**WHAT IS REQUIRED**
Return every line of the listing that includes the string "Network".

**RECORDS FOR THE TASK**

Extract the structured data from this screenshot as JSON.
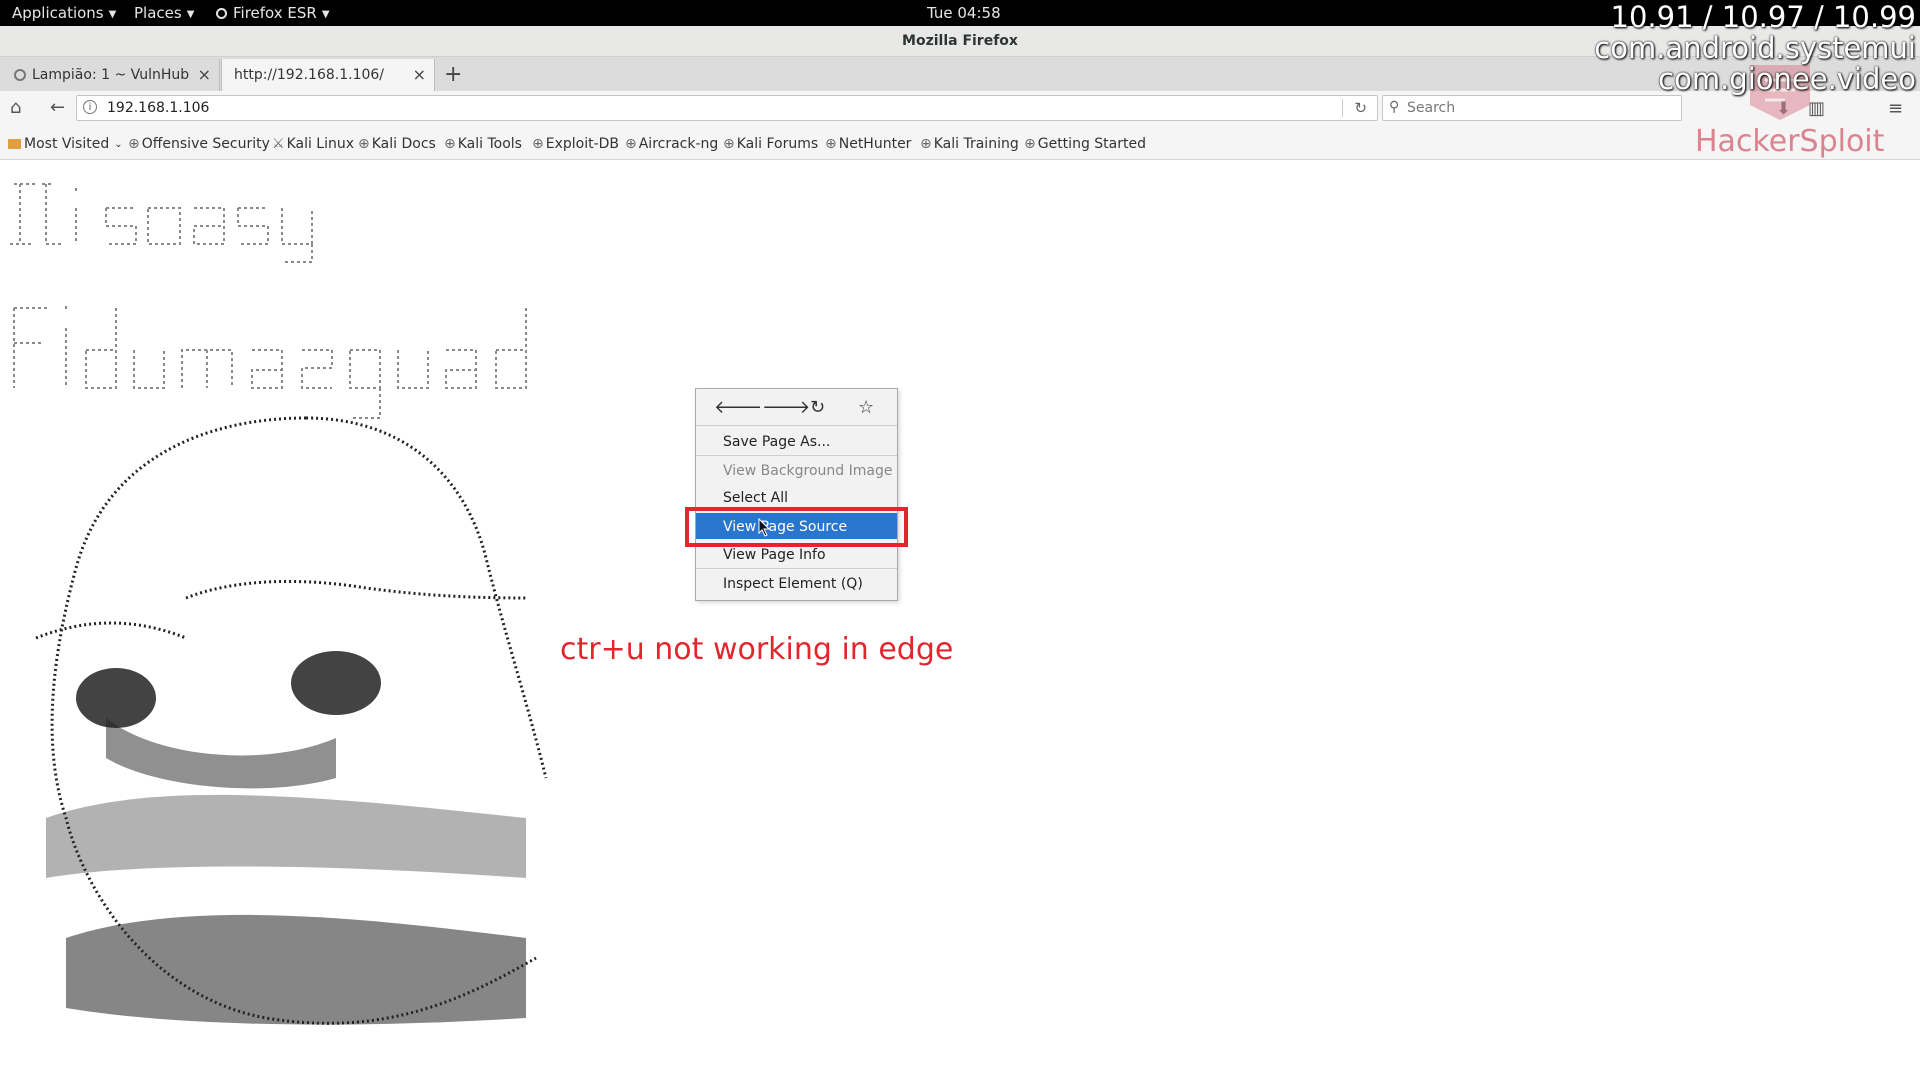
{
  "topbar": {
    "applications": "Applications",
    "places": "Places",
    "browser_app": "Firefox ESR",
    "clock": "Tue 04:58"
  },
  "window": {
    "title": "Mozilla Firefox"
  },
  "tabs": [
    {
      "label": "Lampião: 1 ~ VulnHub",
      "active": false
    },
    {
      "label": "http://192.168.1.106/",
      "active": true
    }
  ],
  "navbar": {
    "url": "192.168.1.106",
    "search_placeholder": "Search"
  },
  "bookmarks": [
    {
      "label": "Most Visited",
      "icon": "folder-icon",
      "dropdown": true
    },
    {
      "label": "Offensive Security",
      "icon": "globe-icon"
    },
    {
      "label": "Kali Linux",
      "icon": "kali-dragon-icon"
    },
    {
      "label": "Kali Docs",
      "icon": "globe-icon"
    },
    {
      "label": "Kali Tools",
      "icon": "globe-icon"
    },
    {
      "label": "Exploit-DB",
      "icon": "globe-icon"
    },
    {
      "label": "Aircrack-ng",
      "icon": "globe-icon"
    },
    {
      "label": "Kali Forums",
      "icon": "globe-icon"
    },
    {
      "label": "NetHunter",
      "icon": "globe-icon"
    },
    {
      "label": "Kali Training",
      "icon": "globe-icon"
    },
    {
      "label": "Getting Started",
      "icon": "globe-icon"
    }
  ],
  "context_menu": {
    "nav_icons": [
      "back-arrow-icon",
      "forward-arrow-icon",
      "reload-icon",
      "bookmark-star-icon"
    ],
    "items": [
      {
        "label": "Save Page As...",
        "state": "normal"
      },
      {
        "label": "View Background Image",
        "state": "disabled"
      },
      {
        "label": "Select All",
        "state": "normal"
      },
      {
        "label": "View Page Source",
        "state": "selected"
      },
      {
        "label": "View Page Info",
        "state": "normal"
      },
      {
        "label": "Inspect Element (Q)",
        "state": "normal"
      }
    ]
  },
  "annotation": {
    "text": "ctr+u not working in edge",
    "color": "#e3262e"
  },
  "overlay": {
    "stats_line": "10.91 / 10.97 / 10.99",
    "pkg1": "com.android.systemui",
    "pkg2": "com.gionee.video",
    "watermark": "HackerSploit"
  },
  "colors": {
    "selected_menu": "#2a76cf",
    "highlight_red": "#e3262e",
    "topbar_bg": "#000000"
  }
}
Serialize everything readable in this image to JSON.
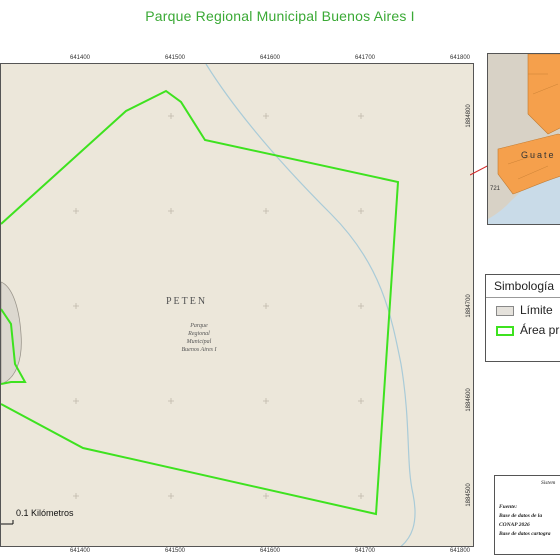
{
  "map": {
    "title": "Parque Regional Municipal Buenos Aires I",
    "x_ticks": [
      "641400",
      "641500",
      "641600",
      "641700",
      "641800"
    ],
    "y_ticks": [
      "1884800",
      "1884700",
      "1884600",
      "1884500"
    ],
    "region_label": "PETEN",
    "park_label": [
      "Parque",
      "Regional",
      "Municipal",
      "Buenos Aires I"
    ],
    "scale_label": "0.1 Kilómetros",
    "colors": {
      "boundary": "#3ee21f",
      "background": "#ece7da",
      "river": "#a9cbd8"
    }
  },
  "inset": {
    "country_label": "Guate",
    "small_label": "721",
    "colors": {
      "land": "#f5a04c",
      "sea": "#c9dbe8",
      "pointer": "#d42b2b"
    }
  },
  "legend": {
    "title": "Simbología",
    "items": [
      {
        "label": "Límite",
        "icon": "gray-box-swatch"
      },
      {
        "label": "Área pr",
        "icon": "green-outline-swatch"
      }
    ]
  },
  "info": {
    "heading": "Sistem",
    "lines": [
      "Fuente:",
      "Base de datos de la",
      "CONAP 2026",
      "Base de datos cartogra"
    ]
  }
}
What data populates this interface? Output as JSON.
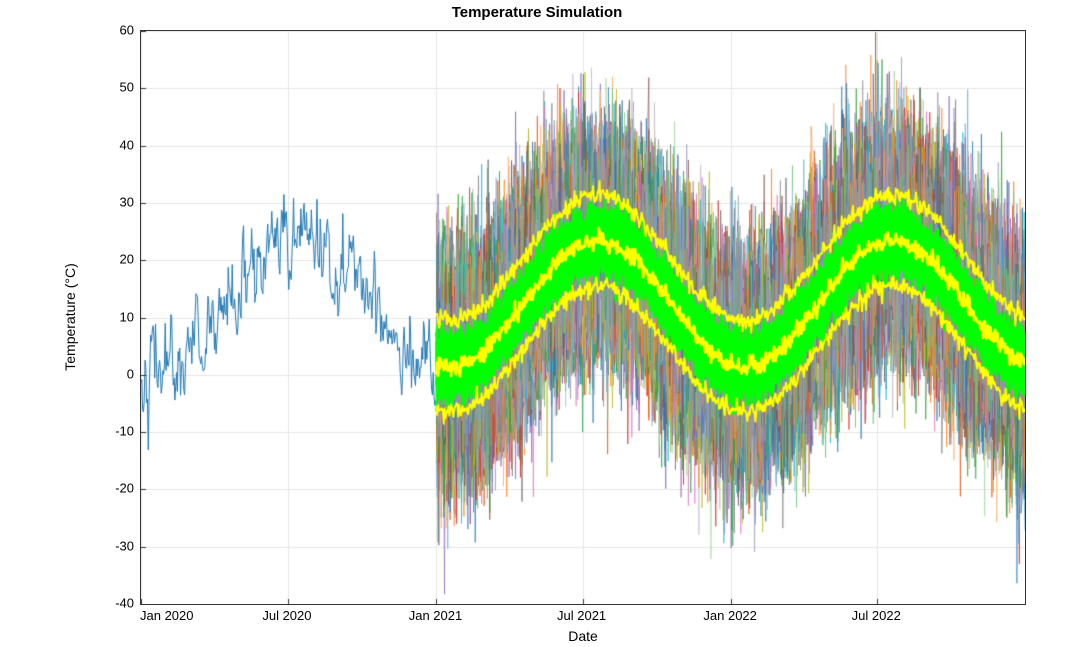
{
  "chart_data": {
    "type": "line",
    "title": "Temperature Simulation",
    "xlabel": "Date",
    "ylabel": "Temperature (°C)",
    "ylim": [
      -40,
      60
    ],
    "y_ticks": [
      -40,
      -30,
      -20,
      -10,
      0,
      10,
      20,
      30,
      40,
      50,
      60
    ],
    "x_tick_labels": [
      "Jan 2020",
      "Jul 2020",
      "Jan 2021",
      "Jul 2021",
      "Jan 2022",
      "Jul 2022"
    ],
    "x_tick_days": [
      0,
      182,
      366,
      547,
      731,
      912
    ],
    "x_range_days": [
      0,
      1095
    ],
    "history": {
      "start_day": 0,
      "end_day": 365,
      "mean_base": 12.5,
      "amplitude": 11,
      "phase_peak_day": 200,
      "noise_sd": 3.5,
      "series_color": "#1f77b4",
      "range_c": [
        0,
        30
      ]
    },
    "simulation": {
      "n_paths": 120,
      "start_day": 366,
      "end_day": 1095,
      "mean_base": 12.5,
      "amplitude": 11,
      "phase_peak_day": 200,
      "noise_sd": 9,
      "band_full_c": [
        -32,
        52
      ],
      "envelope_mid": {
        "color": "#ffff00",
        "width": 2,
        "offset": 0
      },
      "envelope_inner": {
        "color": "#ffff00",
        "width": 2,
        "offset": 8
      },
      "core_band": {
        "color": "#00ff00",
        "offset": 3,
        "noise": 2.0
      },
      "palette": [
        "#1f77b4",
        "#ff7f0e",
        "#d62728",
        "#9467bd",
        "#8c564b",
        "#2ca02c",
        "#17becf",
        "#e377c2",
        "#7f7f7f",
        "#bcbd22",
        "#3182bd",
        "#e6550d",
        "#31a354",
        "#756bb1",
        "#636363",
        "#6baed6",
        "#fd8d3c",
        "#74c476",
        "#9e9ac8",
        "#969696",
        "#9ecae1",
        "#fdae6b",
        "#a1d99b",
        "#bcbddc",
        "#bdbdbd"
      ]
    }
  }
}
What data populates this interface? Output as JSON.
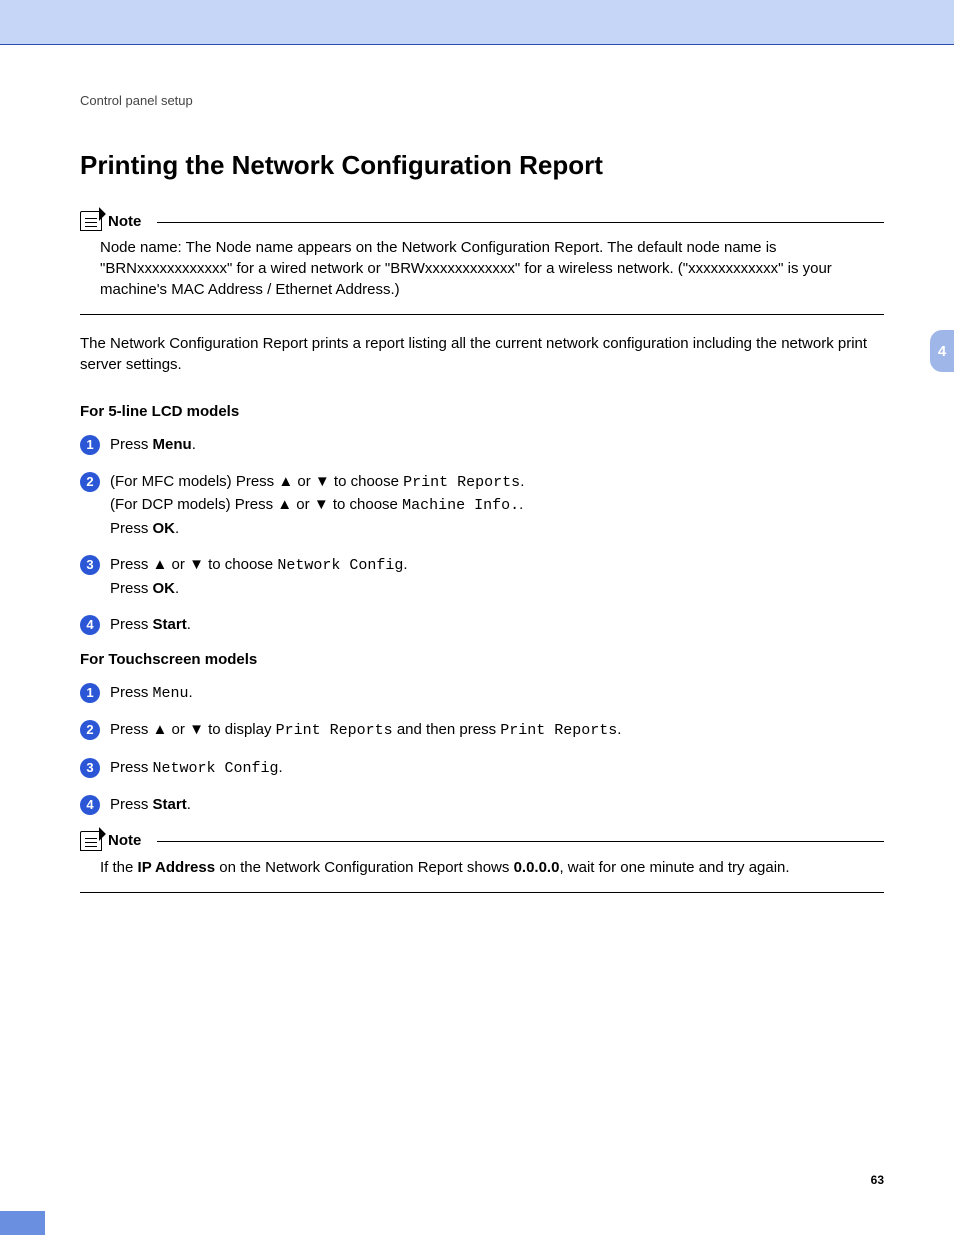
{
  "breadcrumb": "Control panel setup",
  "title": "Printing the Network Configuration Report",
  "note1": {
    "label": "Note",
    "body": "Node name: The Node name appears on the Network Configuration Report. The default node name is \"BRNxxxxxxxxxxxx\" for a wired network or \"BRWxxxxxxxxxxxx\" for a wireless network. (\"xxxxxxxxxxxx\" is your machine's MAC Address / Ethernet Address.)"
  },
  "intro": "The Network Configuration Report prints a report listing all the current network configuration including the network print server settings.",
  "section_lcd": "For 5-line LCD models",
  "lcd_steps": {
    "s1_pre": "Press ",
    "s1_b": "Menu",
    "s1_post": ".",
    "s2_l1a": "(For MFC models) Press ",
    "s2_l1b": " or ",
    "s2_l1c": " to choose ",
    "s2_l1_mono": "Print Reports",
    "s2_l1d": ".",
    "s2_l2a": "(For DCP models) Press ",
    "s2_l2b": " or ",
    "s2_l2c": " to choose ",
    "s2_l2_mono": "Machine Info.",
    "s2_l2d": ".",
    "s2_l3a": "Press ",
    "s2_l3_b": "OK",
    "s2_l3c": ".",
    "s3_l1a": "Press ",
    "s3_l1b": " or ",
    "s3_l1c": " to choose ",
    "s3_l1_mono": "Network Config",
    "s3_l1d": ".",
    "s3_l2a": "Press ",
    "s3_l2_b": "OK",
    "s3_l2c": ".",
    "s4_pre": "Press ",
    "s4_b": "Start",
    "s4_post": "."
  },
  "section_touch": "For Touchscreen models",
  "touch_steps": {
    "s1_pre": "Press ",
    "s1_mono": "Menu",
    "s1_post": ".",
    "s2_a": "Press ",
    "s2_b": " or ",
    "s2_c": " to display ",
    "s2_mono1": "Print Reports",
    "s2_d": " and then press ",
    "s2_mono2": "Print Reports",
    "s2_e": ".",
    "s3_a": "Press ",
    "s3_mono": "Network Config",
    "s3_b": ".",
    "s4_pre": "Press ",
    "s4_b": "Start",
    "s4_post": "."
  },
  "note2": {
    "label": "Note",
    "pre": "If the ",
    "b1": "IP Address",
    "mid": " on the Network Configuration Report shows ",
    "b2": "0.0.0.0",
    "post": ", wait for one minute and try again."
  },
  "arrows": {
    "up": "▲",
    "down": "▼"
  },
  "tab": "4",
  "page": "63"
}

**EXERCISE RESULT**
  "title": "Printing the Network Configuration Report",
    "body": "Node name: The Node name appears on the Network Configuration Report. The default node name is \"BRNxxxxxxxxxxxx\" for a wired network or \"BRWxxxxxxxxxxxx\" for a wireless network. (\"xxxxxxxxxxxx\" is your machine's MAC Address / Ethernet Address.)"
  "intro": "The Network Configuration Report prints a report listing all the current network configuration including the network print server settings.",
    "s3_l1_mono": "Network Config",
    "s3_mono": "Network Config",
    "mid": " on the Network Configuration Report shows ",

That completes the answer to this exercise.